What you should do
The output should contain the listing word for word and no pictures.

<<<<

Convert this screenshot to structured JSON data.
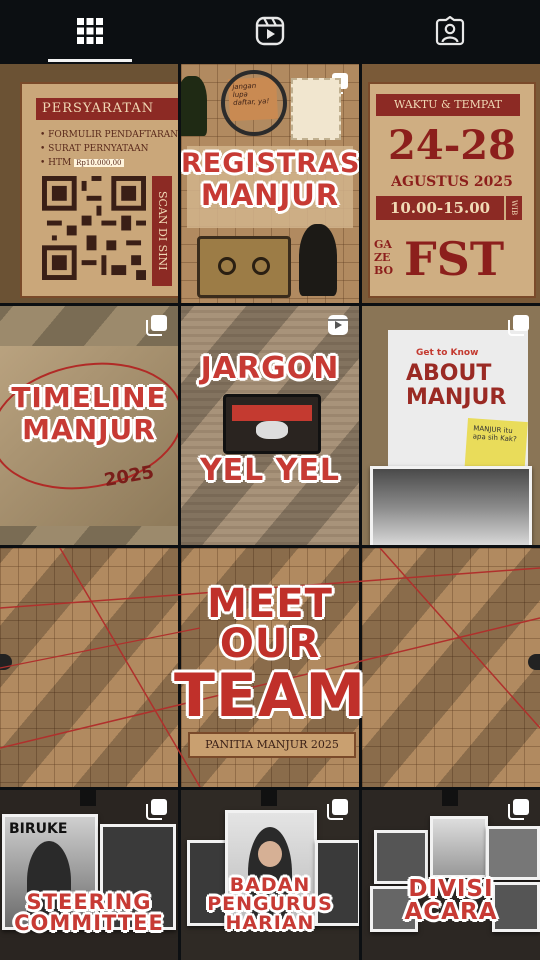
{
  "tabs": [
    {
      "name": "grid-icon",
      "active": true
    },
    {
      "name": "reels-icon",
      "active": false
    },
    {
      "name": "tagged-icon",
      "active": false
    }
  ],
  "posts": {
    "p1": {
      "left_title": "PERSYARATAN",
      "left_items": [
        "• FORMULIR PENDAFTARAN",
        "• SURAT PERNYATAAN",
        "• HTM"
      ],
      "htm_value": "Rp10.000,00",
      "scan_label": "SCAN DI SINI"
    },
    "p2": {
      "note_text": "jangan lupa daftar, ya!",
      "title_line1": "REGISTRASI",
      "title_line2": "MANJUR"
    },
    "p3": {
      "header": "WAKTU & TEMPAT",
      "date": "24-28",
      "month": "AGUSTUS 2025",
      "time": "10.00-15.00",
      "tz": "WIB",
      "place_small": "GA ZE BO",
      "place_big": "FST"
    },
    "p4": {
      "line1": "TIMELINE",
      "line2": "MANJUR",
      "year": "2025"
    },
    "p5": {
      "line1": "JARGON",
      "line2": "YEL YEL"
    },
    "p6": {
      "small": "Get to Know",
      "line1": "ABOUT",
      "line2": "MANJUR",
      "sticky": "MANJUR itu apa sih Kak?"
    },
    "p7": {
      "line1": "MEET OUR",
      "line2": "TEAM",
      "plate": "PANITIA MANJUR 2025"
    },
    "p8": {
      "line1": "STEERING",
      "line2": "COMMITTEE",
      "board": "BIRUKE"
    },
    "p9": {
      "line1": "BADAN",
      "line2": "PENGURUS",
      "line3": "HARIAN"
    },
    "p10": {
      "line1": "DIVISI",
      "line2": "ACARA"
    }
  },
  "colors": {
    "bg": "#0c0f12",
    "stamp_red": "#c73a34",
    "paper": "#d9c09a"
  }
}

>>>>

Your solution
Convert this screenshot to structured JSON data.
{
  "tabs": [
    {
      "name": "grid-icon",
      "active": true
    },
    {
      "name": "reels-icon",
      "active": false
    },
    {
      "name": "tagged-icon",
      "active": false
    }
  ],
  "posts": {
    "p1": {
      "left_title": "PERSYARATAN",
      "left_items": [
        "• FORMULIR PENDAFTARAN",
        "• SURAT PERNYATAAN",
        "• HTM"
      ],
      "htm_value": "Rp10.000,00",
      "scan_label": "SCAN DI SINI"
    },
    "p2": {
      "note_text": "jangan lupa daftar, ya!",
      "title_line1": "REGISTRASI",
      "title_line2": "MANJUR"
    },
    "p3": {
      "header": "WAKTU & TEMPAT",
      "date": "24-28",
      "month": "AGUSTUS 2025",
      "time": "10.00-15.00",
      "tz": "WIB",
      "place_small": "GA ZE BO",
      "place_big": "FST"
    },
    "p4": {
      "line1": "TIMELINE",
      "line2": "MANJUR",
      "year": "2025"
    },
    "p5": {
      "line1": "JARGON",
      "line2": "YEL YEL"
    },
    "p6": {
      "small": "Get to Know",
      "line1": "ABOUT",
      "line2": "MANJUR",
      "sticky": "MANJUR itu apa sih Kak?"
    },
    "p7": {
      "line1": "MEET OUR",
      "line2": "TEAM",
      "plate": "PANITIA MANJUR 2025"
    },
    "p8": {
      "line1": "STEERING",
      "line2": "COMMITTEE",
      "board": "BIRUKE"
    },
    "p9": {
      "line1": "BADAN",
      "line2": "PENGURUS",
      "line3": "HARIAN"
    },
    "p10": {
      "line1": "DIVISI",
      "line2": "ACARA"
    }
  },
  "colors": {
    "bg": "#0c0f12",
    "stamp_red": "#c73a34",
    "paper": "#d9c09a"
  }
}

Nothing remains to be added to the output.